Hyunjo Kim



1Department of Life Science, University of Gachon, Seungnam, Kyeonggido, Korea;

2Medical Informatics Department of Ajou Medical Center, South Korea




Article Type




Received May 9, 2018; Revised May 9, 2018; Accepted May 19, 2018; Published May 31, 2018



The prevalent cause of dementia - Alzheimer's disease (AD) is characterized by an early cholinergic deficit that is in part responsible for the cognitive deficits (especially memory and attention defects). Prolonged AD leads to moderate-to-severe AD, which is one of the leading causes of death. Placebo-controlled, randomized clinical trials have shown significant effects of Acetyl cholin esterase inhibitors (ChEIs) on function, cognition, activities of daily living (ADL) and behavioral symptoms in patients. Studies have shown comparable effects for ChEIs in patients with moderate-to-severe or mild AD. Setting a fixed measurement (e.g. a Mini-Mental State Examination score, as a 'when to stop treatment limit) for the disease is not clinically rational. Detection of changed regional   cerebral   blood   flow   in   mild   cognitive   impairment   and early AD by perfusion-weighted magnetic resonance imaging has been a challenge. The utility of perfusion-weighted magnetic resonance imaging (PW-MRI) for detecting changes in regional cerebral blood flow (rCBF) in patients with mild cognitive impairment (MCI) and early AD was evaluated. We describe a computer aided prediction model to determine the severity of AD using known data in literature. We designed an automated system for the determination of AD severity. It is used to predict the clinical cases and conditions with disagreements. The algorithm described is useful in clinical practice to validate diagnosis. 

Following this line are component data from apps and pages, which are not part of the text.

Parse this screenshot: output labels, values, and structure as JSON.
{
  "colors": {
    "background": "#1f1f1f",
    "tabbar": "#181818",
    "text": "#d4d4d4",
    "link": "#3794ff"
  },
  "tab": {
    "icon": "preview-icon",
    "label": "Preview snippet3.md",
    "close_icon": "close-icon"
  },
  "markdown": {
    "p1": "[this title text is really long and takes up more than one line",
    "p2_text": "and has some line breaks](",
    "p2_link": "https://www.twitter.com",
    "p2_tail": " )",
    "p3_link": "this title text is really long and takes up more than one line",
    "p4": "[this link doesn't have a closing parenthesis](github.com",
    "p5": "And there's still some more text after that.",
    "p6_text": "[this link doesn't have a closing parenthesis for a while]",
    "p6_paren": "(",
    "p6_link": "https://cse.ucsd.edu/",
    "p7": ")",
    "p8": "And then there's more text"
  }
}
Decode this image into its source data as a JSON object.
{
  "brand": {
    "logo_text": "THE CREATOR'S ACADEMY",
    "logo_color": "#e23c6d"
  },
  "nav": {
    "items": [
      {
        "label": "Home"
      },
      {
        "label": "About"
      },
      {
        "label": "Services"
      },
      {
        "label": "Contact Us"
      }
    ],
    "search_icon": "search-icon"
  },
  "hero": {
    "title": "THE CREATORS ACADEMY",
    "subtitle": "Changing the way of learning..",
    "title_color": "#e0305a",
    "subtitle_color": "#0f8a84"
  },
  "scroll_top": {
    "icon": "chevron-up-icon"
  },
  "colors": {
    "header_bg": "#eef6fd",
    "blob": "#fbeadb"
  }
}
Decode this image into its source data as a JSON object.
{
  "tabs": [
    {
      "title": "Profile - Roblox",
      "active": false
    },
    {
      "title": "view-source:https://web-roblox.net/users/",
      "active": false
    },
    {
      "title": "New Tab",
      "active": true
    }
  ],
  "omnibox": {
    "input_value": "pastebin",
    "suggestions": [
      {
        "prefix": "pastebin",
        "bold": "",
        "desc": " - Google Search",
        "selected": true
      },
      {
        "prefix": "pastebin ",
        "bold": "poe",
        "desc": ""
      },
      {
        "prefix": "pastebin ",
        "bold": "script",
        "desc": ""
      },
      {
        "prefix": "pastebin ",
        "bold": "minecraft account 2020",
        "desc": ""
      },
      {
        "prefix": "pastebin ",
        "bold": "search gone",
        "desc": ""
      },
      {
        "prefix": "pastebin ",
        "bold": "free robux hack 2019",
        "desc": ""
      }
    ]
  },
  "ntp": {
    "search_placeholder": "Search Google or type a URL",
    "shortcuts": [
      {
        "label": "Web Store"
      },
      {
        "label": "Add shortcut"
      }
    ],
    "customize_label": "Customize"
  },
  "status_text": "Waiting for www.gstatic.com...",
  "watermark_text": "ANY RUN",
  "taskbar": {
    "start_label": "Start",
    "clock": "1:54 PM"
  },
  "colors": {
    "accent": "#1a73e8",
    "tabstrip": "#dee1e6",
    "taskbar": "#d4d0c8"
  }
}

Alzheimer’s disease; mini mental state examination; acetyl cholin esterase inhibitors; MRI; K-means: algorithm simulation



Kim et al. Bioinformation 14(5): 259-264 (2018)


Edited by

P Kangueane


Supplementary file







Biomedical Informatics



This is an Open Access article which permits unrestricted use, distribution, and reproduction in any medium, provided the original work is properly credited. This is distributed under the terms of the Creative Commons Attribution License.